*Prior to the trip I was told that an American citizen who works in China could only send a small portion of their income back to the US so that the money stays in China’s economy. Out of curiosity, when we ran into another English professor on the elevator I asked him. He said he can’t send more than thirty-thousand back without penalty.
After breakfast we loaded up and headed to this cute little water village shopping area called Zhao Jia Lou. It was similar to a flea market. The water village had tons of locals selling fresh fruits, vegetables, meats, and an array of clothing and small items. All the locals spoke to us, attempting to persuade us to purchase their food even though all that we could understand was their hand motions. It's amazing no matter what language we speak, almost anything can be figured out through some nonverbal language. Most of the food items, manly the meats, we didn't think twice to purchase, but I did stop and buy some dried fruit. It was so good; I wish I would have bought even more. We then had another big lunch at a restaurant in the village. Lunch seems to be the largest meal verses American culture where as dinner is the largest meal. It's still so hard to contain myself from over eating the delicious food. Just when we think we're done, they bring another dish. We typically have about 10-15 dishes of food to eat. Even with a group of ten plus our tour guide, we can never manage to eat nearly all of it. At this lunch, we got the normal hot tea and sodas, and Cynthia let us try some beer. She said it was a Japanese style beer.

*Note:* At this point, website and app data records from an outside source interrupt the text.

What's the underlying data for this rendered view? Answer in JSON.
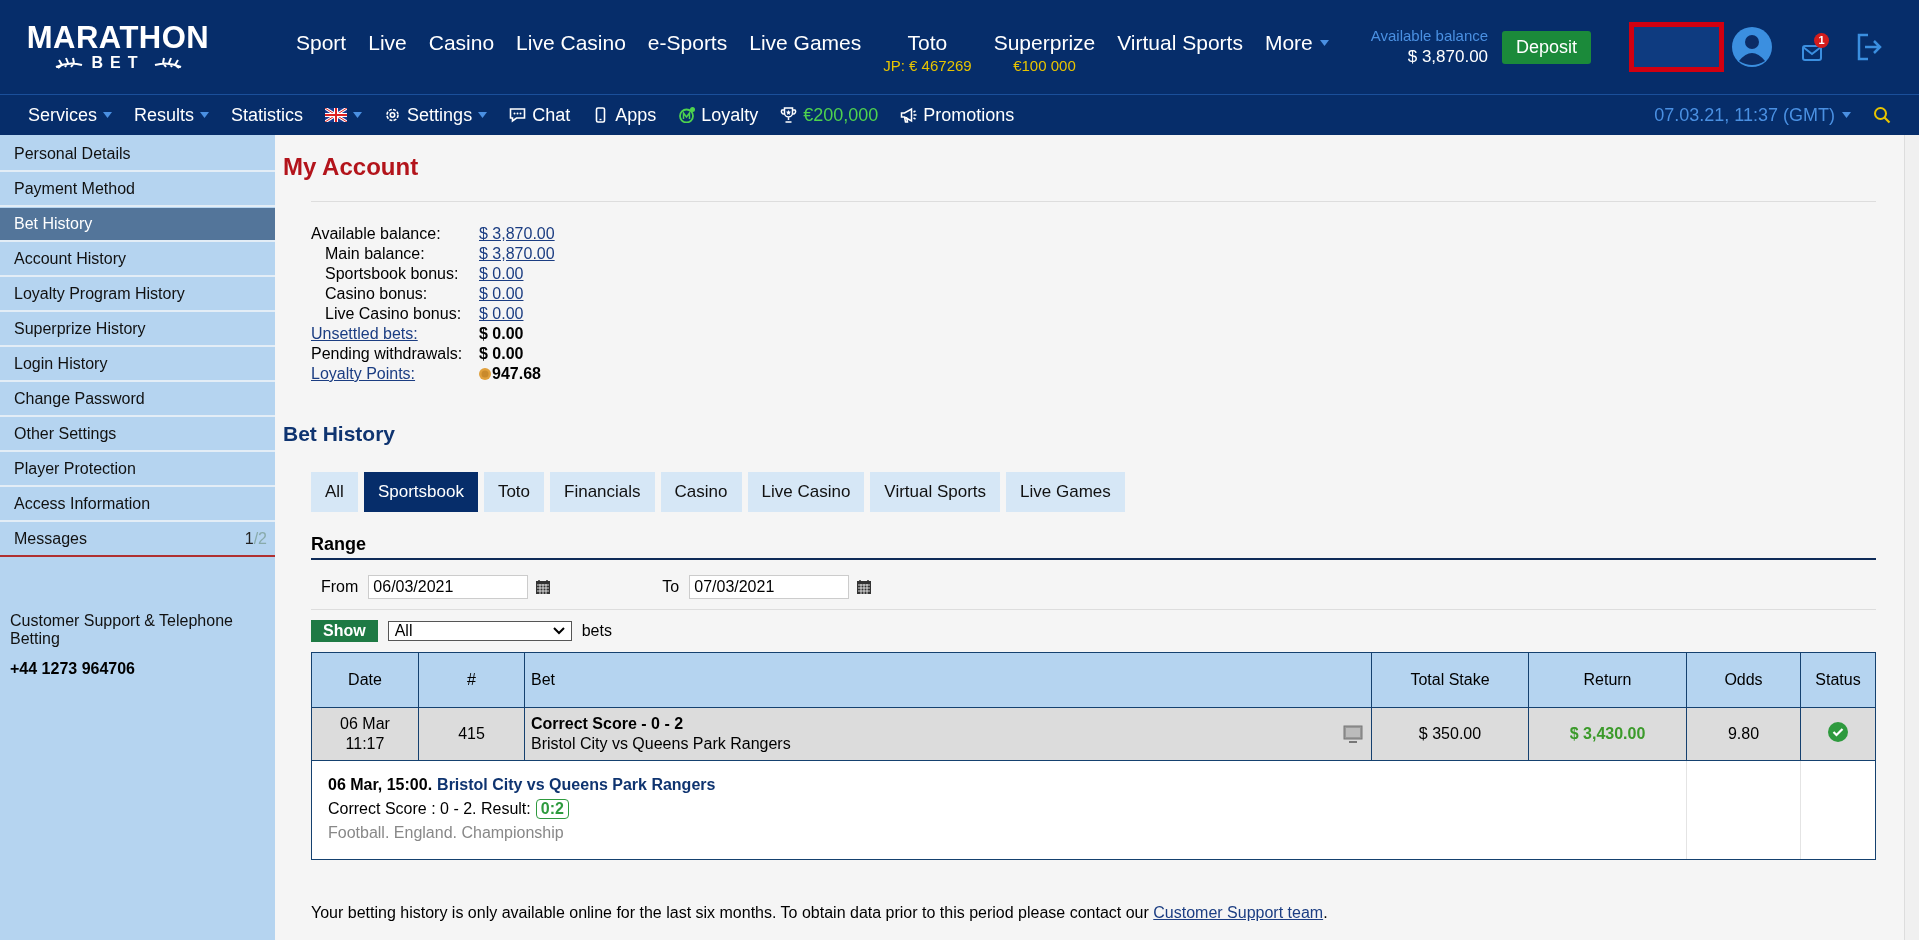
{
  "logo": {
    "line1": "MARATHON",
    "line2": "BET"
  },
  "nav": [
    {
      "label": "Sport"
    },
    {
      "label": "Live"
    },
    {
      "label": "Casino"
    },
    {
      "label": "Live Casino"
    },
    {
      "label": "e-Sports"
    },
    {
      "label": "Live Games"
    },
    {
      "label": "Toto",
      "sub": "JP: € 467269"
    },
    {
      "label": "Superprize",
      "sub": "€100 000"
    },
    {
      "label": "Virtual Sports"
    },
    {
      "label": "More",
      "dropdown": true
    }
  ],
  "balance": {
    "label": "Available balance",
    "amount": "$ 3,870.00"
  },
  "deposit": "Deposit",
  "mail_badge": "1",
  "subnav": [
    {
      "kind": "menu",
      "label": "Services"
    },
    {
      "kind": "menu",
      "label": "Results"
    },
    {
      "kind": "link",
      "label": "Statistics"
    },
    {
      "kind": "flag"
    },
    {
      "kind": "settings",
      "label": "Settings"
    },
    {
      "kind": "chat",
      "label": "Chat"
    },
    {
      "kind": "apps",
      "label": "Apps"
    },
    {
      "kind": "loyalty",
      "label": "Loyalty"
    },
    {
      "kind": "prize",
      "label": "€200,000"
    },
    {
      "kind": "promo",
      "label": "Promotions"
    }
  ],
  "datetime": "07.03.21, 11:37 (GMT)",
  "sidebar": {
    "items": [
      {
        "label": "Personal Details",
        "selected": false
      },
      {
        "label": "Payment Method",
        "selected": false
      },
      {
        "label": "Bet History",
        "selected": true
      },
      {
        "label": "Account History",
        "selected": false
      },
      {
        "label": "Loyalty Program History",
        "selected": false
      },
      {
        "label": "Superprize History",
        "selected": false
      },
      {
        "label": "Login History",
        "selected": false
      },
      {
        "label": "Change Password",
        "selected": false
      },
      {
        "label": "Other Settings",
        "selected": false
      },
      {
        "label": "Player Protection",
        "selected": false
      },
      {
        "label": "Access Information",
        "selected": false
      },
      {
        "label": "Messages",
        "selected": false,
        "unread": "1",
        "total": "/2"
      }
    ],
    "support": "Customer Support & Telephone Betting",
    "phone": "+44 1273 964706"
  },
  "account": {
    "title": "My Account",
    "rows": [
      {
        "label": "Available balance:",
        "value": "$ 3,870.00",
        "kind": "link-value"
      },
      {
        "label": "Main balance:",
        "value": "$ 3,870.00",
        "kind": "sub"
      },
      {
        "label": "Sportsbook bonus:",
        "value": "$ 0.00",
        "kind": "sub"
      },
      {
        "label": "Casino bonus:",
        "value": "$ 0.00",
        "kind": "sub"
      },
      {
        "label": "Live Casino bonus:",
        "value": "$ 0.00",
        "kind": "sub"
      },
      {
        "label": "Unsettled bets:",
        "value": "$ 0.00",
        "kind": "link-label"
      },
      {
        "label": "Pending withdrawals:",
        "value": "$ 0.00",
        "kind": "plain"
      },
      {
        "label": "Loyalty Points:",
        "value": "947.68",
        "kind": "points"
      }
    ]
  },
  "bet_history": {
    "title": "Bet History",
    "tabs": [
      {
        "label": "All",
        "selected": false
      },
      {
        "label": "Sportsbook",
        "selected": true
      },
      {
        "label": "Toto",
        "selected": false
      },
      {
        "label": "Financials",
        "selected": false
      },
      {
        "label": "Casino",
        "selected": false
      },
      {
        "label": "Live Casino",
        "selected": false
      },
      {
        "label": "Virtual Sports",
        "selected": false
      },
      {
        "label": "Live Games",
        "selected": false
      }
    ],
    "range": {
      "title": "Range",
      "from_label": "From",
      "from": "06/03/2021",
      "to_label": "To",
      "to": "07/03/2021"
    },
    "show": "Show",
    "filter": "All",
    "filter_suffix": "bets",
    "columns": [
      "Date",
      "#",
      "Bet",
      "Total Stake",
      "Return",
      "Odds",
      "Status"
    ],
    "rows": [
      {
        "date": "06 Mar",
        "time": "11:17",
        "number": "415",
        "bet": "Correct Score - 0 - 2",
        "match": "Bristol City vs Queens Park Rangers",
        "stake": "$ 350.00",
        "return": "$ 3,430.00",
        "odds": "9.80",
        "won": true,
        "detail": {
          "when": "06 Mar, 15:00.",
          "event": "Bristol City vs Queens Park Rangers",
          "outcome": "Correct Score : 0 - 2. Result:",
          "score": "0:2",
          "category": "Football. England. Championship"
        }
      }
    ],
    "note": "Your betting history is only available online for the last six months. To obtain data prior to this period please contact our",
    "note_link": "Customer Support team",
    "note_end": "."
  }
}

Afterwards we headed to the Palace of Culture which was an art museum that had five floors. It was huge! Level by level we managed to make our way through. It was neat to see painting, sculptures, and Chinese writing on scrolls. Of the three museums this one was my favorite. We then made our way down town to met Hua Hua of Sanda University to one of the malls to have our Farewell dinner at really fancy restaurant on the seventh floor that over looked the city of Shanghai.
After returning back to the school, a few of us decided to go walking down the nearby street again. Wang and Vivian, former Chinese students at Lander, met us to go too. They are really good at translating and helping us out. Vivian goes to Shanghai Normal University, the last Chinese school we will visit. She assured us she would treat us well while we are visiting. We didn't stay out too long; we just walked and talked and enjoyed being out.